For a long time, converting your traditional IRA to a Roth version was a fairly low-risk proposition. If you changed your mind at a later date, you could always reverse course.

That all ended with the tax bill President Trump signed in December 2017. The legislation ends your ability to “recharacterize” your Roth conversion back into a traditional, SEP or SIMPLE IRA, beginning in tax year 2018. It does the same for Roth IRA funds rolled over from 401(k) and 403(b) accounts. (For more on SEPs and SIMPLE IRAs, see How does a Simplified Employee Pension (SEP) IRA work? and our SIMPLE IRA Tutorial.)

But there is a brief period – until October 15 of this year – in which you can still undo a 2017 Roth conversion. And for a lot of taxpayers, taking advantage of that window might lead to a nice tax break.

Effect of Tax Rate Changes

With a traditional IRA, savers contribute on a pre-tax basis and pay ordinary income tax rates when they withdraw the funds in retirement. A Roth account offers similar benefits, but in reverse; you pay ordinary taxes now in order to make tax-free qualified withdrawals down the road.

Switching to a Roth makes the most sense if paying Uncle Sam now results in a lower tax liability overall. Because of the recent reduction in tax rates, that may not be the case for some people who performed a Roth conversion in 2017.

Take, for example, a married couple who converted their $200,000 traditional IRA account – consisting entirely of pre-tax money – into a Roth in 2017. Let’s further suppose that they had $100,000 of other taxable income.

Under the previous tax law, their $200,000 account would have been subject to a 33% income tax rate. (Anything you reclassify as a Roth gets added to your adjusted gross income for tax purposes.) The conversion alone would result in a $66,000 payment to Uncle Sam.

Figure 1. The Tax Cuts and Jobs Act lowers marginal tax rates for individuals (although the new rates are set to expire in 2025).

New tax rates and brackets from the Tax Cuts and Jobs Act

Source: Tax Cuts and Jobs Act

Unwinding that conversion before October 15 might be a wise move.
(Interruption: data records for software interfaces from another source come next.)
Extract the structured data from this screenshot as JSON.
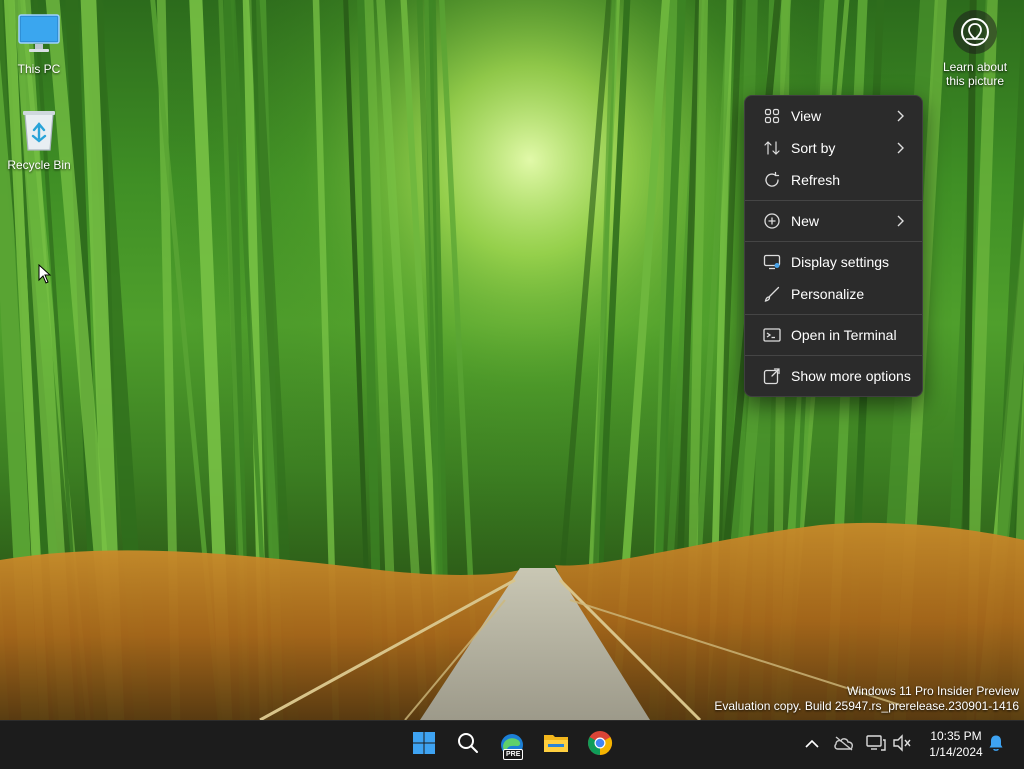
{
  "desktop": {
    "icons": [
      {
        "label": "This PC",
        "icon": "monitor-icon"
      },
      {
        "label": "Recycle Bin",
        "icon": "recycle-bin-icon"
      }
    ],
    "learn_about": {
      "line1": "Learn about",
      "line2": "this picture",
      "icon": "location-info-icon"
    }
  },
  "context_menu": {
    "items": [
      {
        "label": "View",
        "icon": "grid-icon",
        "submenu": true
      },
      {
        "label": "Sort by",
        "icon": "sort-icon",
        "submenu": true
      },
      {
        "label": "Refresh",
        "icon": "refresh-icon",
        "submenu": false
      },
      {
        "label": "New",
        "icon": "plus-circle-icon",
        "submenu": true
      },
      {
        "label": "Display settings",
        "icon": "display-icon",
        "submenu": false
      },
      {
        "label": "Personalize",
        "icon": "brush-icon",
        "submenu": false
      },
      {
        "label": "Open in Terminal",
        "icon": "terminal-icon",
        "submenu": false
      },
      {
        "label": "Show more options",
        "icon": "share-icon",
        "submenu": false
      }
    ]
  },
  "watermark": {
    "line1": "Windows 11 Pro Insider Preview",
    "line2": "Evaluation copy. Build 25947.rs_prerelease.230901-1416"
  },
  "taskbar": {
    "apps": [
      {
        "name": "Start",
        "icon": "windows-logo-icon"
      },
      {
        "name": "Search",
        "icon": "search-icon"
      },
      {
        "name": "Edge Preview",
        "icon": "edge-icon",
        "badge": "PRE"
      },
      {
        "name": "File Explorer",
        "icon": "folder-icon"
      },
      {
        "name": "Chrome",
        "icon": "chrome-icon"
      }
    ],
    "tray": {
      "time": "10:35 PM",
      "date": "1/14/2024"
    }
  },
  "colors": {
    "menu_bg": "#2b2b2b",
    "taskbar_bg": "#1c1c1c",
    "accent": "#0078d4"
  }
}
If the couple redoes the Roth conversion in 2018 at today’s lower rates they could save some serious bucks, assuming their account balance remains unchanged.
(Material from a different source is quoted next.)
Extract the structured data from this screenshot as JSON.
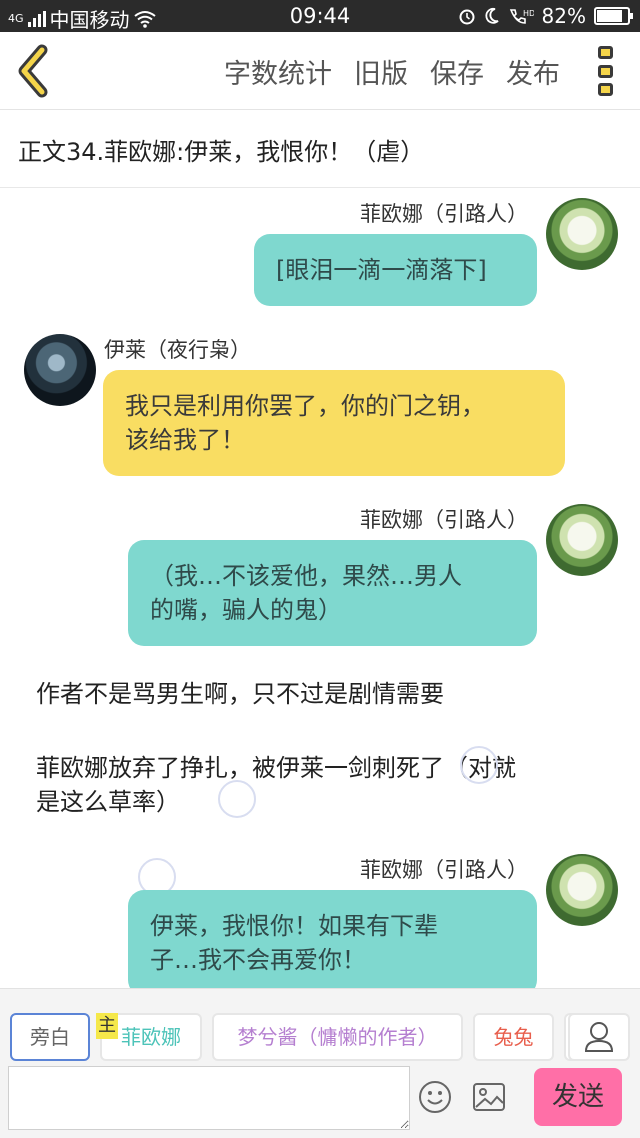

Their $300,000 in taxable income (including $200,000 from the conversion) would now put them in a more lenient 24% tax bracket. Suddenly, their conversion costs them just $48,000 – a savings of $18,000.

Of course, the bigger the amount you’re converting, the bigger the advantage of performing a Roth conversion at today’s lower rates.
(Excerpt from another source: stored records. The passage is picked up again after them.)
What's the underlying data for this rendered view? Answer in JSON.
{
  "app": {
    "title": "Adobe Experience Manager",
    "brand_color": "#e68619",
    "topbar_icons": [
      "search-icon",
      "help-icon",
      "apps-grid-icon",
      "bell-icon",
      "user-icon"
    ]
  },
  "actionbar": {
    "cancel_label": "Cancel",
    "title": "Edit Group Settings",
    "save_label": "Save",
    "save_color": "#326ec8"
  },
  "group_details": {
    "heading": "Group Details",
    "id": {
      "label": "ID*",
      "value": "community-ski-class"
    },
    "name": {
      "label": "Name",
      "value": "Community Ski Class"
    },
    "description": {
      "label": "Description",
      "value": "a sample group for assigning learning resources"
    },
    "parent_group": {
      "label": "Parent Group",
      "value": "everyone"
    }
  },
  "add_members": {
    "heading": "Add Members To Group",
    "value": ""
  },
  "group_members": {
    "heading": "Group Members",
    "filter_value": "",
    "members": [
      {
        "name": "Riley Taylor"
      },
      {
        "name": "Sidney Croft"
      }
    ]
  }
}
Waiting Might Pay Off

There’s a big caveat here, however. If your IRA experiences a significant increase in value over the next few months, you may be better off keeping your 2017 conversion in place. Sure, you paid slightly higher rates back then, but you did so on a smaller pot of money.

This is one time when procrastinating actually pays off. By waiting until the October deadline looms, you can let the market play itself out for awhile longer. At that point, you can run the numbers, or have your financial advisor do so, to get a better idea of whether the recharacterization makes sense.

Keep in mind that the individual income tax cuts just passed into law are set to expire after 2025. Barring an additional action by Congress, they’ll bounce back up again. Therefore, if you do end up undoing your Roth, you might want to redo it in the next several years, when rates are relatively low.

Remember that you don’t have to convert all your funds at one time. You can limit your tax hit by spreading out the process over multiple years, converting just enough to stay in your current bracket. (For more on conversions, see Converting Traditional IRA Savings to a Roth IRA and 6 Reasons Not to Recharacterize Your Roth IRA.)

The Bottom Line

The days when you had the flexibility to undo a Roth conversion are a thing of the past for most taxpayers. But if you converted your traditional, SEP or SIMPLE IRA to a Roth IRA in 2017, you have until October to get a do-over at today’s lower rates.